“Now at the feast he used to release for them one prisoner for whom they asked. And among the rebels in prison, who had committed murder in the insurrection, there was a man called Barabbas. And the crowd came up and began to ask Pilate to do as he usually did for them.” Mark 15:6-8 ESV
“And among the rebels in prison, who had committed murder in the insurrection, there was a man called Barabbas.” Mark 15:7 ESV Click To TweetIf we could hear Jerusalem then, our ears would ring with voices. Greetings in the streets, shoppers vying for wares, children’s playful song, and angry political debates mixed together. We would hear a cacophony of chaos as part of Passover celebration.
If we could see it, our eyes would be filled with color, red, blue, purples, oranges and yellows, a kaleidoscope of movement against drab clay. People robed for the festivities, intent on Passover preparation.
If we could feel that day, anticipation and apprehension would mingle with underlying tension, like a timetable cresting. Almost tangible, it would surround us and we would wonder at the touch of unseen forces.
April 5, at sunset, marks the beginning of 2023’s Passover. Hundreds of years later, it is still one of the busiest times in Israel, an intregal part of Jewish faith and celebration. Passover marks the Biblical account of God’s historical victory over His people’s enslavement under Egyptian rule.
It harkens back to a night, when the Angel of death spared every household who marked their doorposts with the blood of an unblemished lamb. Death visited every firstborn not painted with the sacrificial blood. Not an unmarked house remained which escaped death.
If we could have heard that night, our ears would have filled with anguished cries, wails of despair and loss. If our eyes could have seen through the thick night blackness, scenes of pain would have engulfed us. If we could have felt it, surely fear and awe would have branded themselves forever onto our hearts and memories.
“For I will pass through the land of Egypt that night, and I will strike all the firstborn in the land of Egypt, both man and beast; and on all the gods of Egypt I will execute judgments: I am the Lord. The blood shall be a sign for you, on the houses where you are. And when I see the blood, I will pass over you, and no plague will befall you to destroy you, when I strike the land of Egypt.” Exodus 12:12-13 ESV
Did the breath of Death as it passed outside their doors move them to humble gratitude? Could they not see the significance of their salvation and of God’s mercy? Did it transform hearts from form to faith?
The Hebrew name, “Pesach,” means to pass over. This was the Lord’s Passover.
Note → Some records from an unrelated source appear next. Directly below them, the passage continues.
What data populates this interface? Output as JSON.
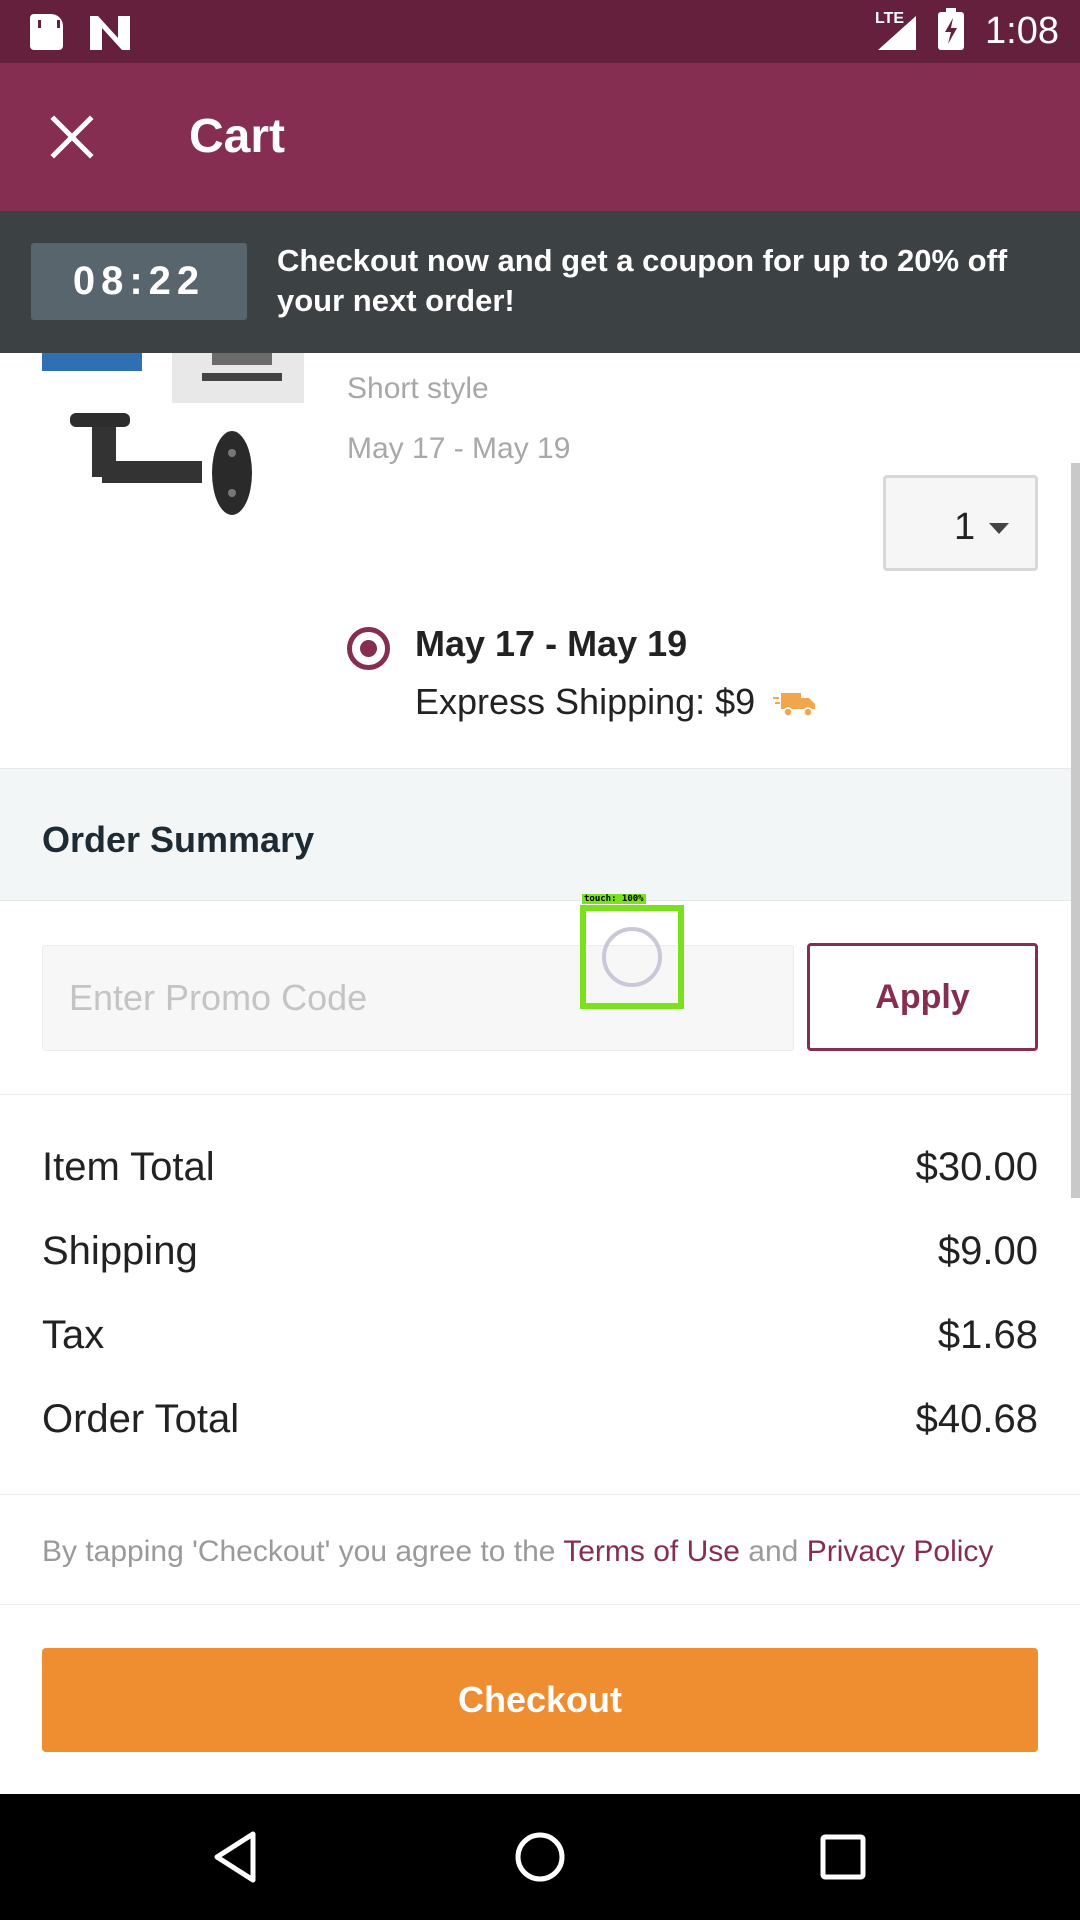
{
  "status_bar": {
    "time": "1:08",
    "network": "LTE"
  },
  "app_bar": {
    "title": "Cart"
  },
  "banner": {
    "timer": "08:22",
    "message": "Checkout now and get a coupon for up to 20% off your next order!"
  },
  "product": {
    "variant": "Short style",
    "delivery_range": "May 17 - May 19",
    "quantity": "1",
    "shipping_option": {
      "date": "May 17 - May 19",
      "label": "Express Shipping: $9",
      "selected": true
    }
  },
  "order_summary": {
    "title": "Order Summary",
    "promo_placeholder": "Enter Promo Code",
    "apply_label": "Apply",
    "rows": [
      {
        "label": "Item Total",
        "value": "$30.00"
      },
      {
        "label": "Shipping",
        "value": "$9.00"
      },
      {
        "label": "Tax",
        "value": "$1.68"
      },
      {
        "label": "Order Total",
        "value": "$40.68"
      }
    ]
  },
  "terms": {
    "prefix": "By tapping 'Checkout' you agree to the ",
    "terms_link": "Terms of Use",
    "middle": " and ",
    "privacy_link": "Privacy Policy"
  },
  "checkout_label": "Checkout",
  "touch_overlay": {
    "label": "touch: 100%"
  },
  "colors": {
    "status_bar": "#65203e",
    "app_bar": "#862e52",
    "banner": "#3c4243",
    "accent": "#862e52",
    "checkout": "#ee8e30"
  }
}
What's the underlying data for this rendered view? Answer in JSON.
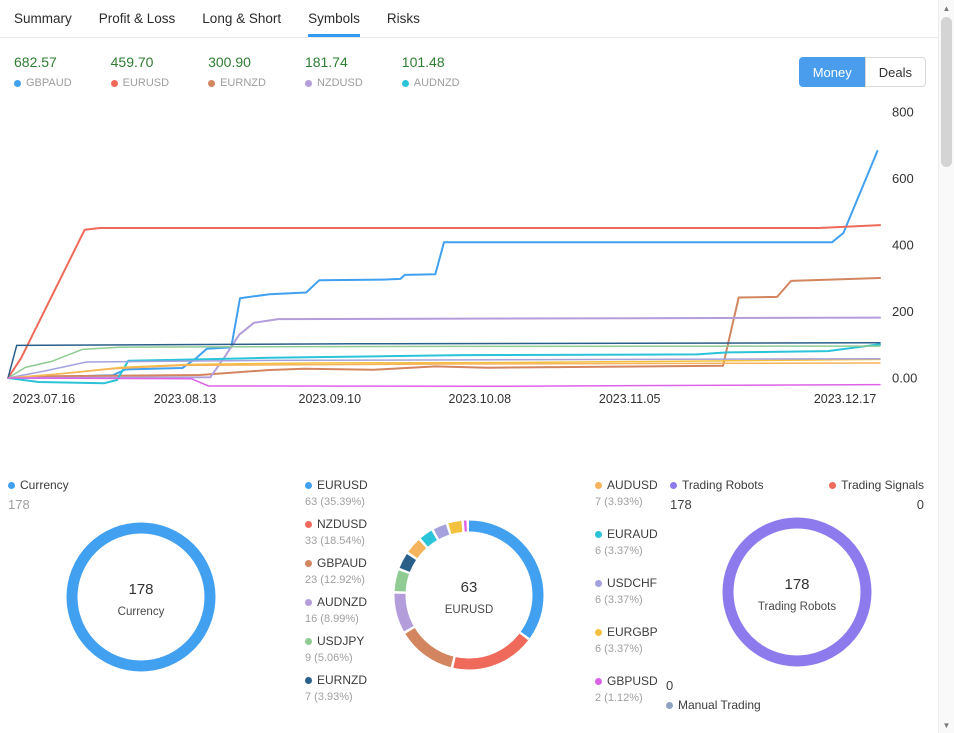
{
  "tabs": {
    "items": [
      {
        "label": "Summary",
        "active": false
      },
      {
        "label": "Profit & Loss",
        "active": false
      },
      {
        "label": "Long & Short",
        "active": false
      },
      {
        "label": "Symbols",
        "active": true
      },
      {
        "label": "Risks",
        "active": false
      }
    ]
  },
  "toolbar": {
    "money_label": "Money",
    "deals_label": "Deals",
    "active": "Money"
  },
  "top_legend": [
    {
      "value": "682.57",
      "label": "GBPAUD",
      "color": "#41a0f0"
    },
    {
      "value": "459.70",
      "label": "EURUSD",
      "color": "#ef6a5a"
    },
    {
      "value": "300.90",
      "label": "EURNZD",
      "color": "#d2855f"
    },
    {
      "value": "181.74",
      "label": "NZDUSD",
      "color": "#b39ddb"
    },
    {
      "value": "101.48",
      "label": "AUDNZD",
      "color": "#2bc3d7"
    }
  ],
  "colors": {
    "accent_blue": "#4a9ced",
    "positive_green": "#2e7d32",
    "tab_underline": "#2f9bf4"
  },
  "chart_data": [
    {
      "type": "line",
      "title": "Symbols cumulative profit (Money)",
      "legend_position": "top",
      "grid": false,
      "y_axis_position": "right",
      "y_range": [
        -60,
        820
      ],
      "y_ticks": [
        {
          "value": 800,
          "label": "800"
        },
        {
          "value": 600,
          "label": "600"
        },
        {
          "value": 400,
          "label": "400"
        },
        {
          "value": 200,
          "label": "200"
        },
        {
          "value": 0,
          "label": "0.00"
        }
      ],
      "x_tick_labels": [
        {
          "text": "2023.07.16",
          "frac": 0.041
        },
        {
          "text": "2023.08.13",
          "frac": 0.203
        },
        {
          "text": "2023.09.10",
          "frac": 0.369
        },
        {
          "text": "2023.10.08",
          "frac": 0.541
        },
        {
          "text": "2023.11.05",
          "frac": 0.713
        },
        {
          "text": "2023.12.17",
          "frac": 0.96
        }
      ],
      "series": [
        {
          "name": "GBPAUD",
          "color": "#41a0f0",
          "width": 2,
          "final": 682.57,
          "points": [
            [
              0,
              0
            ],
            [
              0.05,
              3
            ],
            [
              0.12,
              8
            ],
            [
              0.135,
              26
            ],
            [
              0.2,
              30
            ],
            [
              0.215,
              58
            ],
            [
              0.228,
              88
            ],
            [
              0.256,
              92
            ],
            [
              0.266,
              240
            ],
            [
              0.3,
              252
            ],
            [
              0.342,
              257
            ],
            [
              0.357,
              294
            ],
            [
              0.43,
              296
            ],
            [
              0.45,
              298
            ],
            [
              0.455,
              310
            ],
            [
              0.49,
              312
            ],
            [
              0.5,
              408
            ],
            [
              0.945,
              408
            ],
            [
              0.958,
              436
            ],
            [
              0.997,
              682.57
            ]
          ]
        },
        {
          "name": "EURUSD",
          "color": "#ef6a5a",
          "width": 2,
          "final": 459.7,
          "points": [
            [
              0,
              0
            ],
            [
              0.015,
              60
            ],
            [
              0.088,
              446
            ],
            [
              0.105,
              451
            ],
            [
              0.93,
              451
            ],
            [
              1.0,
              459.7
            ]
          ]
        },
        {
          "name": "EURNZD",
          "color": "#d2855f",
          "width": 2,
          "final": 300.9,
          "points": [
            [
              0,
              0
            ],
            [
              0.05,
              5
            ],
            [
              0.22,
              9
            ],
            [
              0.3,
              24
            ],
            [
              0.34,
              28
            ],
            [
              0.42,
              25
            ],
            [
              0.49,
              35
            ],
            [
              0.55,
              31
            ],
            [
              0.82,
              37
            ],
            [
              0.838,
              242
            ],
            [
              0.882,
              244
            ],
            [
              0.898,
              292
            ],
            [
              1.0,
              300.9
            ]
          ]
        },
        {
          "name": "NZDUSD",
          "color": "#b39ddb",
          "width": 2,
          "final": 181.74,
          "points": [
            [
              0,
              0
            ],
            [
              0.232,
              2
            ],
            [
              0.248,
              62
            ],
            [
              0.265,
              130
            ],
            [
              0.282,
              166
            ],
            [
              0.31,
              177
            ],
            [
              1.0,
              181.74
            ]
          ]
        },
        {
          "name": "AUDNZD",
          "color": "#2bc3d7",
          "width": 2,
          "final": 101.48,
          "points": [
            [
              0,
              0
            ],
            [
              0.035,
              -12
            ],
            [
              0.11,
              -16
            ],
            [
              0.125,
              -6
            ],
            [
              0.138,
              52
            ],
            [
              0.24,
              57
            ],
            [
              0.3,
              61
            ],
            [
              0.42,
              65
            ],
            [
              0.52,
              69
            ],
            [
              0.79,
              71
            ],
            [
              0.825,
              77
            ],
            [
              0.94,
              81
            ],
            [
              1.0,
              101.48
            ]
          ]
        },
        {
          "name": "USDJPY",
          "color": "#8fcb92",
          "width": 1.5,
          "final": 96,
          "points": [
            [
              0,
              0
            ],
            [
              0.02,
              32
            ],
            [
              0.05,
              50
            ],
            [
              0.085,
              86
            ],
            [
              0.13,
              93
            ],
            [
              0.5,
              95
            ],
            [
              1.0,
              96
            ]
          ]
        },
        {
          "name": "EURAUD",
          "color": "#2a5f8a",
          "width": 1.5,
          "final": 106,
          "points": [
            [
              0,
              0
            ],
            [
              0.01,
              98
            ],
            [
              0.4,
              103
            ],
            [
              1.0,
              106
            ]
          ]
        },
        {
          "name": "EURGBP",
          "color": "#f3c13e",
          "width": 1.5,
          "final": 56,
          "points": [
            [
              0,
              0
            ],
            [
              0.06,
              13
            ],
            [
              0.13,
              32
            ],
            [
              0.21,
              41
            ],
            [
              0.35,
              45
            ],
            [
              0.6,
              47
            ],
            [
              0.8,
              51
            ],
            [
              1.0,
              56
            ]
          ]
        },
        {
          "name": "USDCHF",
          "color": "#a3a2dd",
          "width": 1.5,
          "final": 58,
          "points": [
            [
              0,
              0
            ],
            [
              0.04,
              20
            ],
            [
              0.09,
              48
            ],
            [
              0.3,
              53
            ],
            [
              0.7,
              56
            ],
            [
              1.0,
              58
            ]
          ]
        },
        {
          "name": "AUDUSD",
          "color": "#f5b35c",
          "width": 1.5,
          "final": 45,
          "points": [
            [
              0,
              0
            ],
            [
              0.05,
              10
            ],
            [
              0.12,
              28
            ],
            [
              0.2,
              38
            ],
            [
              0.5,
              42
            ],
            [
              1.0,
              45
            ]
          ]
        },
        {
          "name": "GBPUSD",
          "color": "#dd63e6",
          "width": 1.5,
          "final": -20,
          "points": [
            [
              0,
              0
            ],
            [
              0.21,
              -2
            ],
            [
              0.23,
              -24
            ],
            [
              0.55,
              -25
            ],
            [
              1.0,
              -20
            ]
          ]
        }
      ]
    },
    {
      "type": "pie",
      "variant": "donut",
      "center_value": "178",
      "center_label": "Currency",
      "slices": [
        {
          "label": "Currency",
          "value": 178,
          "pct": 100,
          "color": "#41a0f0"
        }
      ]
    },
    {
      "type": "pie",
      "variant": "donut",
      "center_value": "63",
      "center_label": "EURUSD",
      "slices": [
        {
          "label": "EURUSD",
          "value": 63,
          "pct": 35.39,
          "color": "#41a0f0"
        },
        {
          "label": "NZDUSD",
          "value": 33,
          "pct": 18.54,
          "color": "#ef6a5a"
        },
        {
          "label": "GBPAUD",
          "value": 23,
          "pct": 12.92,
          "color": "#d2855f"
        },
        {
          "label": "AUDNZD",
          "value": 16,
          "pct": 8.99,
          "color": "#b39ddb"
        },
        {
          "label": "USDJPY",
          "value": 9,
          "pct": 5.06,
          "color": "#8fcb92"
        },
        {
          "label": "EURNZD",
          "value": 7,
          "pct": 3.93,
          "color": "#2a5f8a"
        },
        {
          "label": "AUDUSD",
          "value": 7,
          "pct": 3.93,
          "color": "#f5b35c"
        },
        {
          "label": "EURAUD",
          "value": 6,
          "pct": 3.37,
          "color": "#2bc3d7"
        },
        {
          "label": "USDCHF",
          "value": 6,
          "pct": 3.37,
          "color": "#a3a2dd"
        },
        {
          "label": "EURGBP",
          "value": 6,
          "pct": 3.37,
          "color": "#f3c13e"
        },
        {
          "label": "GBPUSD",
          "value": 2,
          "pct": 1.12,
          "color": "#dd63e6"
        }
      ]
    },
    {
      "type": "pie",
      "variant": "donut",
      "center_value": "178",
      "center_label": "Trading Robots",
      "slices": [
        {
          "label": "Trading Robots",
          "value": 178,
          "pct": 100,
          "color": "#8d7bed"
        },
        {
          "label": "Trading Signals",
          "value": 0,
          "pct": 0,
          "color": "#ef6a5a"
        },
        {
          "label": "Manual Trading",
          "value": 0,
          "pct": 0,
          "color": "#8fa3c0"
        }
      ]
    }
  ],
  "bottom_legends": {
    "currency": {
      "label": "Currency",
      "value": "178",
      "color": "#41a0f0"
    },
    "symbols_col1": [
      {
        "label": "EURUSD",
        "detail": "63 (35.39%)",
        "color": "#41a0f0"
      },
      {
        "label": "NZDUSD",
        "detail": "33 (18.54%)",
        "color": "#ef6a5a"
      },
      {
        "label": "GBPAUD",
        "detail": "23 (12.92%)",
        "color": "#d2855f"
      },
      {
        "label": "AUDNZD",
        "detail": "16 (8.99%)",
        "color": "#b39ddb"
      },
      {
        "label": "USDJPY",
        "detail": "9 (5.06%)",
        "color": "#8fcb92"
      },
      {
        "label": "EURNZD",
        "detail": "7 (3.93%)",
        "color": "#2a5f8a"
      }
    ],
    "symbols_col2": [
      {
        "label": "AUDUSD",
        "detail": "7 (3.93%)",
        "color": "#f5b35c"
      },
      {
        "label": "EURAUD",
        "detail": "6 (3.37%)",
        "color": "#2bc3d7"
      },
      {
        "label": "USDCHF",
        "detail": "6 (3.37%)",
        "color": "#a3a2dd"
      },
      {
        "label": "EURGBP",
        "detail": "6 (3.37%)",
        "color": "#f3c13e"
      },
      {
        "label": "GBPUSD",
        "detail": "2 (1.12%)",
        "color": "#dd63e6"
      }
    ],
    "trading_robots": {
      "label": "Trading Robots",
      "value": "178",
      "color": "#8d7bed"
    },
    "trading_signals": {
      "label": "Trading Signals",
      "value": "0",
      "color": "#ef6a5a"
    },
    "manual_trading": {
      "label": "Manual Trading",
      "value": "0",
      "color": "#8fa3c0"
    }
  }
}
It pointed ahead to another Lamb who would be sacrificed. Unblemished. Pure.
Many years later, Jesus stood before Pilate. Behind the scenes political machines and hypocritical religious factions maneuvered to convict an innocent Man. Legally powerless under Roman authority, the Jewish leaders sought to charge Jesus with challenging Caesar’s rule.
“Are you the King of the Jews?” Pilate asked.
“You have said so,” Jesus said. But to the chief priests accusations, Jesus made no response.
Bruised and bleeding, spat upon and scourged, Christ stood before Pilate. Governor of Judea, Pontius Pilate knew the Jewish Sanhedrin and high priest brought Jesus to trial out of envy. Justice had little to do with it.
Barabbas, another prisoner who had risen to some popularity, was well known among the people. He committed insurrection, robbery and murder. Passover custom allowed release of a prisoner during the festival, a sort of pass-over from conviction and chains to freedom.
“Which of the two do you want me to release?” the governor asked.
Meanwhile, an undertow stirred by the chief priests and elders, incited the mob to ask freedom for Barabbas and death for Jesus. Just days before, multitudes shouted “Hosanna to the King,” now they chanted, “Crucify Him. Crucify Him.”
And Pilate wanted to please the people.
God works behind the scenes. Things are never as they seem because King Jesus rules.
What happened to Barabbas? Nothing more is mentioned in the Bible. We are left to wonder how that exchange affected his life. One justly-deserved sentence was passed over to be placed unjustly onto another. Jesus willingly and faultlessly bore it.
Like both the Israelites behind blood stained doors and the thief Barabbas, we also deserve judgement. Jesus, sinless perfect Lamb, paid sin’s debt with His blood.
- “But God demonstrates His own love toward us, in that while we were still sinners, Christ died for us. Much more then, having now been justified by His blood, we shall be saved from wrath through Him.” Romans 5:8-9 NKJV
- “In him we have redemption through his blood, the forgiveness of our trespasses, according to the riches of his grace.” Ephesians. 1:7 ESV
We have a lot to celebrate during this season.
“For Christ, our Passover lamb, has been sacrificed.” 1 Corinthians 5:7b ESV“For Christ, our Passover lamb, has been sacrificed.” 1 Corinthians 5:7b ESV Click To Tweet